Echoes of a Northern Sky

Echoes of a Northern Sky  Jeanette Wrate and the Northern Lights Ensemble

Jeanette Wrate and the Northern Lights Ensemble blend the melodies, rhythms and sounds of Finnish folk music with the swing and improvisation of contemporary jazz to create a unique and original music. This innovative group, led by jazz drummer Jeanette Wrate (Dizzy Gillespie, Maiden Voyage and Big World), includes violinist Jeff Gauthier, double bassist Anders Swanson, and keyboard player Craig Ochikubo.

Members

Jeanette Wrate
Drums
Craig Ochikubo
Anders Swanson
Drums
George McMullen

Tracks

1Entelli9:06
2Sofia's Flykt7:31
3The Shadow of My Tango6:43
4Kalmari Special4:02
5Sade4:53
6Didjeridu and Percussion Interlude2:16
7Kantele5:23
8Voice, Gong, and Kantele Interlude3:06
9Lahtovirsi (Departing Song)2:34
10Horpsis6:54
11Laitisen Mankeliska (Heikki's Mangle Dance)9:57
12Evening Prayer7:15

Reviews

The title of the Jeanette Wrate Northern Lights Ensemble’s Echoes of a Northern Sky refers to the drummer’s search for her Scandinavian roots. Brilliant compositions and exquisite sound quality allow all the members of the ensemble to shine. Extended so

David Licht, Modern Drummer, 01/07/1999

Jeanette Wrate is a percussionist of Scandinavian ancestry who has performed with artists like Dizzy Gillespie, Charlie Haden and Jimmy Witherspoon. On her new recording, 'Echoes Of A Northern Sky,' Wrate combines the traditional music of Northern Europe

Jazzonline.com, 01/02/2000
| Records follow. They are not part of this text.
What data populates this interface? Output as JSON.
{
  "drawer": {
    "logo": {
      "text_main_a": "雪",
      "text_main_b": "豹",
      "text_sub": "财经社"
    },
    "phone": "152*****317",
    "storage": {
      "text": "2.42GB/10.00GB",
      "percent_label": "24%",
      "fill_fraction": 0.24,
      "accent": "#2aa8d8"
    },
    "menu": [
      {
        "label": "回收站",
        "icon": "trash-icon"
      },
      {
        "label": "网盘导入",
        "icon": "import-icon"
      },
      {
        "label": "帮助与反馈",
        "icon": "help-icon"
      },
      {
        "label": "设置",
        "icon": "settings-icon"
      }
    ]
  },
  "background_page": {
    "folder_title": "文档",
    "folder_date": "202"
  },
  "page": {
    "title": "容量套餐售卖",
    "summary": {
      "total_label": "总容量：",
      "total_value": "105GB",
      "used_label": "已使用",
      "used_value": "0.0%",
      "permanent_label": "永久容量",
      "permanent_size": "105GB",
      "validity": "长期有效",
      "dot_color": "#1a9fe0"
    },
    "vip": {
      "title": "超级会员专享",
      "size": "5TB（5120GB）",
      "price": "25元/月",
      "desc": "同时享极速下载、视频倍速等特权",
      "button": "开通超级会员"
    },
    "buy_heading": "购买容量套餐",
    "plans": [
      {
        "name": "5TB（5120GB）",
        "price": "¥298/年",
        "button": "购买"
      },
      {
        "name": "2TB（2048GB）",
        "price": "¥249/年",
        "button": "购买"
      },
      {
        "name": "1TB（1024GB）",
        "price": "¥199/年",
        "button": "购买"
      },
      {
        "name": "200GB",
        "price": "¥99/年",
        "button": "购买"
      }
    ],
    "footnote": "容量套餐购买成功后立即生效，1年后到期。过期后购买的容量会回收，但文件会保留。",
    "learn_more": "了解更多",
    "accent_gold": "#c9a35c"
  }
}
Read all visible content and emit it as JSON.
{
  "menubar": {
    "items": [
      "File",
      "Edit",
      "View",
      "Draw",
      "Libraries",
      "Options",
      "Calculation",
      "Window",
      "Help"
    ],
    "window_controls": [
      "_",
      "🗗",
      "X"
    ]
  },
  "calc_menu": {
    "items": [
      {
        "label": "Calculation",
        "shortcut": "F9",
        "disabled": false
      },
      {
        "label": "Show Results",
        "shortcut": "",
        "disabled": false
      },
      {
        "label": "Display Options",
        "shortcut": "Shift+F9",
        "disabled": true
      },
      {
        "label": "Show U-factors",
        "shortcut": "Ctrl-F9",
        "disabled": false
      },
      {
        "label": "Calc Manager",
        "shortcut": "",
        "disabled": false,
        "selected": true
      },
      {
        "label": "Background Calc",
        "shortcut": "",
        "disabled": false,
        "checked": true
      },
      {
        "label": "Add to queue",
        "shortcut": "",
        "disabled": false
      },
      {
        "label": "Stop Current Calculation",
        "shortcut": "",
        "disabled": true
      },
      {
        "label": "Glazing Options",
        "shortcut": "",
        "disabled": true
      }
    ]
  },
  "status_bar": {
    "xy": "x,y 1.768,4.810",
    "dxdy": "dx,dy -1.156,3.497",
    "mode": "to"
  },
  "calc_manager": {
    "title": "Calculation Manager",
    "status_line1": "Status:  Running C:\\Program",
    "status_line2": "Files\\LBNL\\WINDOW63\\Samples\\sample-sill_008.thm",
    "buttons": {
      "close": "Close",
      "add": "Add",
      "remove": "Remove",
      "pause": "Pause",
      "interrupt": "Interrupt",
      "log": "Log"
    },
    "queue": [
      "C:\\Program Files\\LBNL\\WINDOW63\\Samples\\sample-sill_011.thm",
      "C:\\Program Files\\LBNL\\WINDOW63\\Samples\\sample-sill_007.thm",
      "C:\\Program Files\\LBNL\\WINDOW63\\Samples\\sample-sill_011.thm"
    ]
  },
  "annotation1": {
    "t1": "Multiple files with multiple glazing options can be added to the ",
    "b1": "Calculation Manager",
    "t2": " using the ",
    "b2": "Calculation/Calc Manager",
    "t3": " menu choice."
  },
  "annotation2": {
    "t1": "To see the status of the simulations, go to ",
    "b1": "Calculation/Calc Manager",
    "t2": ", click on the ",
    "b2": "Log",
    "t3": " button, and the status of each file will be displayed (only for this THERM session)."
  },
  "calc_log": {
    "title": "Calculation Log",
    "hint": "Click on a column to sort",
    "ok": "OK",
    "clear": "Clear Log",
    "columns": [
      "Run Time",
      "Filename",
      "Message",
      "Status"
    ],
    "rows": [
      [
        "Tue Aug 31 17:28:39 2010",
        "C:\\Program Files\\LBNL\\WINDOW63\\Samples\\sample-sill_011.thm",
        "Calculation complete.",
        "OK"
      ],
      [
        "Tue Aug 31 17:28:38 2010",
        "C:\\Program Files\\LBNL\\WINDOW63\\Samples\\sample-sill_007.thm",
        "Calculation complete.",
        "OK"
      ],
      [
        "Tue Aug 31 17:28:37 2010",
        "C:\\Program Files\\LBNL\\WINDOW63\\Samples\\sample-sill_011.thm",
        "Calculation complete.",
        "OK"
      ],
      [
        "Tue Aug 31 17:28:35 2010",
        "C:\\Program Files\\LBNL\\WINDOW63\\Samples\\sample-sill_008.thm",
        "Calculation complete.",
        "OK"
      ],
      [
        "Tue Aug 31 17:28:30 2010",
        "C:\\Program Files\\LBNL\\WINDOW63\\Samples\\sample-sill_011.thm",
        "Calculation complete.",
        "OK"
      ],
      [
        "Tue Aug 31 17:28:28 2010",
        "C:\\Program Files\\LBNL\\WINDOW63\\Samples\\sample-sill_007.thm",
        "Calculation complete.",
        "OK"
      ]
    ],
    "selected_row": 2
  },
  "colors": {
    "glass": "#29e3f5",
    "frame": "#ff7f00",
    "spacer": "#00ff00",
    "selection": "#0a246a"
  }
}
Ms. Wrate is an exceptional drummer. She performs at least one marvel on each track: a simple but effective press roll and hi-hat diminution, judicious and funny cowbell accents, arch polyrhythms etc.

Jazz Times,

Wrate, who is a triple threat on voice, drums and just about everything percussive from marimba to cowbell...is a whirling dervish of rhythmic coloration. Her responsive stroking is a source of constant inventiveness.”

Michael Rosenstein, Cadence Magazine, 01/07/1999

She makes foreign dance motifs swing in a way that’s natural yet challenging to American ears, translating a seemingly esoteric folk style into the language of fin de siècle improvisation based music without sacrificing the vivaciousness of the prototype.

Kirk Silsbee, New Times LA, 01/07/1999